Police Commissioner Ray Kelly said the violence that erupted last night after a vigil for a teen shot by police was a one-time incident — but residents say it was fueled by long-simmering tensions between the police and the community.
It’s tax season and many residents of New York and New Jersey lost homes, property and paperwork, making this season particularly difficult, but after Sandy, residents aren’t getting the kind of tax breaks that victims of previous national disasters have received.
Red Hook’s Fairway market is re-opening to much fanfare — but the renovated store has yet to incorporate new flood precautions into the building four months after Sandy floodwaters shuttered the store. Andy Zuleti, general manager, told WNYC “we’re exploring a lot of options, but haven’t done anything yet.”
WNYC has obtained renderings of how the city's parks department plans to rebuild beaches in the Rockaways post-Sandy.
“The ground shook, the windows broke out, no one knew what happened, we just saw a lot of black soot coming from the vents." — Both women survived the first World Trade Center bombing that killed six and injured more than 1,000. They again found themselves at Ground Zero on September 11.
Will the beaches in the Rockaways, badly damaged by Sandy, be ready for the summer?
It started quietly online with a short YouTube video of Spandex-clad dancers gyrating their hips and shoulders. Several thousand video responses and one Superbowl ad later, it's safe to say the dance known as the Harlem Shake has gone from meme to mainstream.
"Only our love hath no decay," the Renaissance poet John Donne once wrote, and in Greenpoint, Brooklyn, at the city’s largest waste water sewage treatment plant, couples came to prove it.
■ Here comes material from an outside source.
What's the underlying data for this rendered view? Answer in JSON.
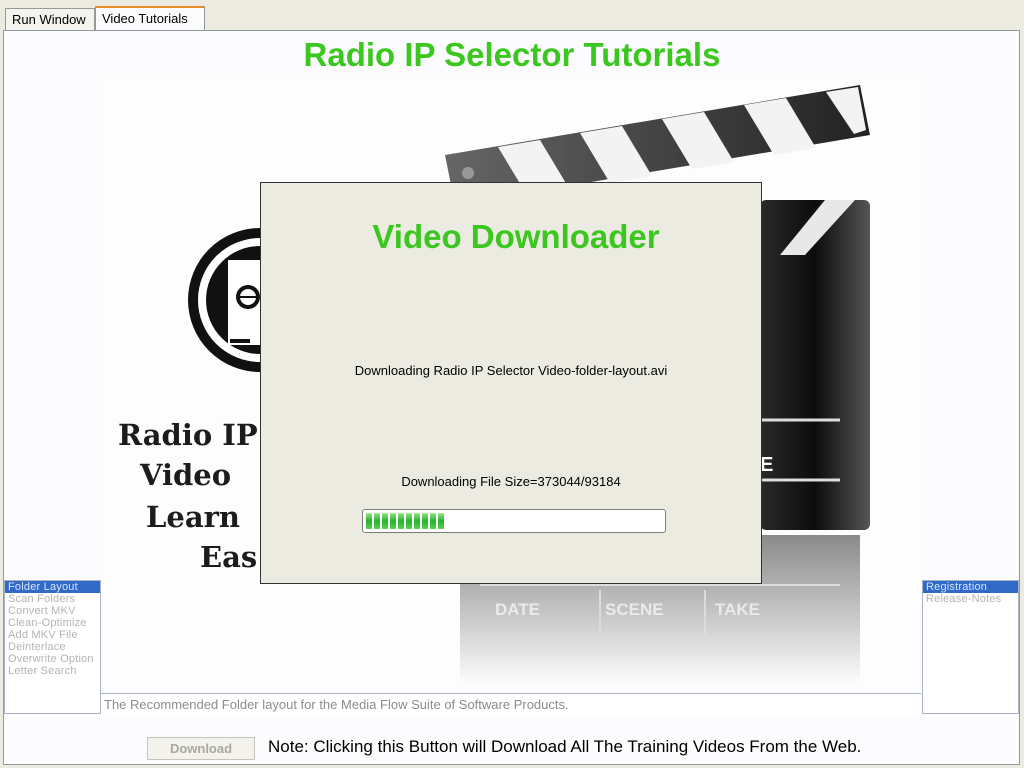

Beaches in the Rockaways may not be back to pre-Sandy conditions by the start of summer, according to an official at the Army Corps of Engineers who updated residents of the hard-hit neighborhood during a community board meeting Tuesday night.
Wrestling has been an Olympic sport since 1896, but it may be on the ropes now that the International Olympic Committee has including it on a shortlist of sports to remove for the 2020 summer games.
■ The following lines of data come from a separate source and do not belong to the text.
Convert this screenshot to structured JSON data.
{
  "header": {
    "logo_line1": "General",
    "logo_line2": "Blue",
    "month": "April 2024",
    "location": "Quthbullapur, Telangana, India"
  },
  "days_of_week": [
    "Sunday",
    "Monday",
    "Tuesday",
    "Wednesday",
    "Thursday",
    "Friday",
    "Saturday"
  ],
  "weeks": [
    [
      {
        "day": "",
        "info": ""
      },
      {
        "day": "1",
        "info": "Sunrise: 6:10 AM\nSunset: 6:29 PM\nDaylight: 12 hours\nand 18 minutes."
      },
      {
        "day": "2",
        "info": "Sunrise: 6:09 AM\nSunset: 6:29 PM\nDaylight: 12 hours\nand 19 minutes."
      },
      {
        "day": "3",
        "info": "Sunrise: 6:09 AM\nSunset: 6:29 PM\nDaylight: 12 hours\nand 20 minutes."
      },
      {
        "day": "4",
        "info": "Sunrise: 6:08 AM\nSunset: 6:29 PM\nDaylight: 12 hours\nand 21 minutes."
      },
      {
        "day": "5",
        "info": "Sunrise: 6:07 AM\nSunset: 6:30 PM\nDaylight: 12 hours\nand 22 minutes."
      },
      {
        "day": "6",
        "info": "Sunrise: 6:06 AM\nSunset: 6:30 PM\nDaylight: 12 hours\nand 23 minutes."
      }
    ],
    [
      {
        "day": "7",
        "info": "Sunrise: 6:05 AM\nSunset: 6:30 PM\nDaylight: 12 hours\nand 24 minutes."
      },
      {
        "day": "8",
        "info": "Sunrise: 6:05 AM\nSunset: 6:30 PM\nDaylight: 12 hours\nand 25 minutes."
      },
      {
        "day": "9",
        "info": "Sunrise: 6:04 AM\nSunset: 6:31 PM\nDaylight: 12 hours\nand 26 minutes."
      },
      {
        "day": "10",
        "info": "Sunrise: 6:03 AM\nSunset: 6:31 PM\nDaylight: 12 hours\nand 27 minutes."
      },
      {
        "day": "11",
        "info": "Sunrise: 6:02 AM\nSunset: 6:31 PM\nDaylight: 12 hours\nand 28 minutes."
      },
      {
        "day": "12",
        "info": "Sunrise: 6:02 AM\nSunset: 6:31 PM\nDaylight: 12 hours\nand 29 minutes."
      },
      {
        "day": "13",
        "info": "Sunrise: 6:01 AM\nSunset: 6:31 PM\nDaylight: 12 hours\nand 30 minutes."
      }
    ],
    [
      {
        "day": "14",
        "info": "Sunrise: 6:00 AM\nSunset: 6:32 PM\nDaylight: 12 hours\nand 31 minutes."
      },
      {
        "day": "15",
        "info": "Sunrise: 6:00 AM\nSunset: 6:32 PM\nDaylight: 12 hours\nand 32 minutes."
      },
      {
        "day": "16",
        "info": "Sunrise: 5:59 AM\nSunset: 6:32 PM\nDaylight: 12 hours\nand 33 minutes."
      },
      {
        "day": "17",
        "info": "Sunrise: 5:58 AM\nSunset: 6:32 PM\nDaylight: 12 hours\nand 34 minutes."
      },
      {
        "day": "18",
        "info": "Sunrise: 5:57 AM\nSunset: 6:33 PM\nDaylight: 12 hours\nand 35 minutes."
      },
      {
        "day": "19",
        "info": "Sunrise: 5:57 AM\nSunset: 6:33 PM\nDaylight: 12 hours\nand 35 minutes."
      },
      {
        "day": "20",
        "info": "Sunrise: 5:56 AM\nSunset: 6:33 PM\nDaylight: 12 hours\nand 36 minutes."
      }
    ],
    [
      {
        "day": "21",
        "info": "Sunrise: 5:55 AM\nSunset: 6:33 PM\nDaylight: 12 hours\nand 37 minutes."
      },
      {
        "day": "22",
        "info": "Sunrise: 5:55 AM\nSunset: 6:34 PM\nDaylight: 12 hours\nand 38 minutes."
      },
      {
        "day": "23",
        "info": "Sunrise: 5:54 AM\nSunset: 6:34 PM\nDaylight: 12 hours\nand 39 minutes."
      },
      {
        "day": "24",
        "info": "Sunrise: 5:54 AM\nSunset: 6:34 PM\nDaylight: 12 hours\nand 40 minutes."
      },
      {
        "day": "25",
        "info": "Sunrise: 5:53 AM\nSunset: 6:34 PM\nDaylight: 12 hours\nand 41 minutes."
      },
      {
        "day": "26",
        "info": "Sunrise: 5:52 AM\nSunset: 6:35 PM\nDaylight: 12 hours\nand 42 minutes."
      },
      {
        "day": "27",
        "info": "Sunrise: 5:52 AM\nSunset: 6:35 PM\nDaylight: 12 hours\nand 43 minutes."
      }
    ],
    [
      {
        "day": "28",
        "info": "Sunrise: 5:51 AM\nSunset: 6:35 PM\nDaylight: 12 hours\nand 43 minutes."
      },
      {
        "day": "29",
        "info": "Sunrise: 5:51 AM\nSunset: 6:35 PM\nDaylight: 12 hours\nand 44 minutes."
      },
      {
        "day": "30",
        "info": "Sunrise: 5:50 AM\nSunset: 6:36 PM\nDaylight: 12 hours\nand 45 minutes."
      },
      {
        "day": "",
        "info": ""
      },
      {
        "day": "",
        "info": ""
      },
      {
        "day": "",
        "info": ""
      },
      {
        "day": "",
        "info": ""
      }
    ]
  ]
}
Heading into its second month, the strike by Local 1181 school bus workers has left many long-time drivers and matrons in financial straits, and without the work they love. Still, loyal union members have been showing up at the picket lines and rallies, fighting for job protections they believe they deserve.
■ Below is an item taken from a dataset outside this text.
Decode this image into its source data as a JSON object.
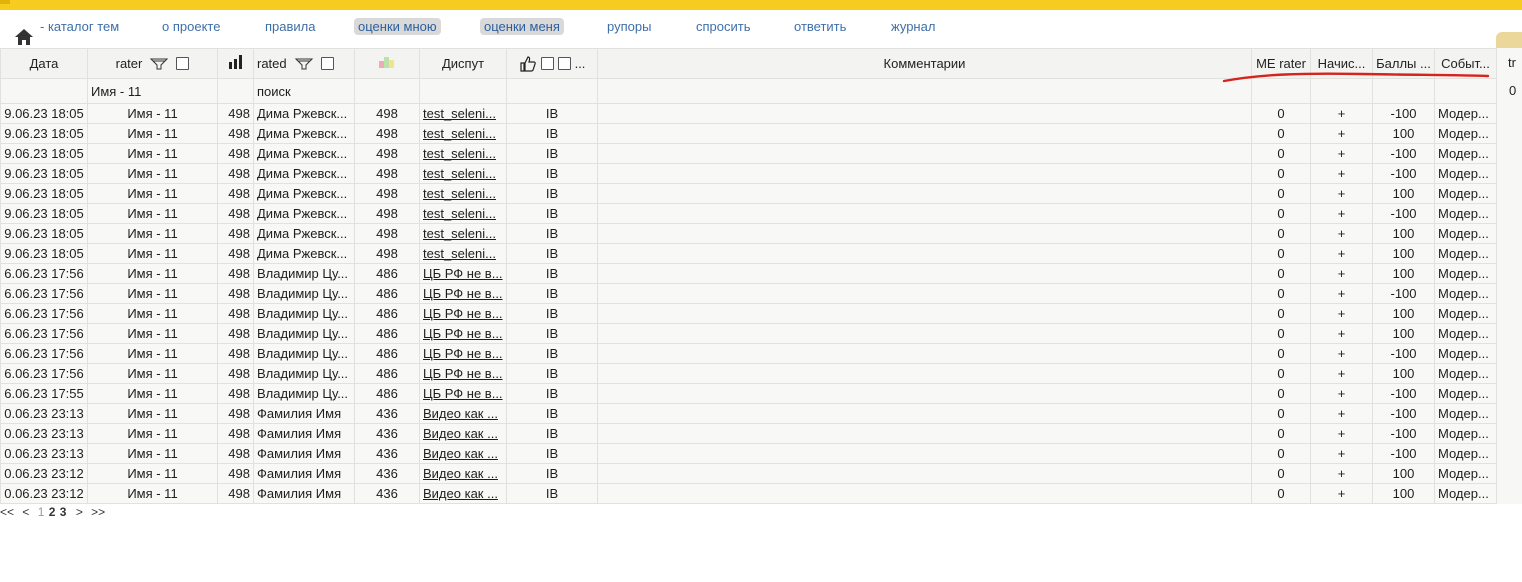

Hundreds of people turned out to bid farewell to former Mayor Ed Koch on Monday.
There are several hundred of these prop bets, which include: what color Gatorade will be poured on the winners? Will Alicia Keys be booed during the national anthem? Who will President Obama pick to win? And what will be the highest rated commercial?
Residents of this Brooklyn neighborhood aren't happy that they're on the map. Gerritsen Beach, a working-class Brooklyn neighborhood of low-slung bungalows hard hit by Sandy, is among the communities included in FEMA's updated flood maps released this week.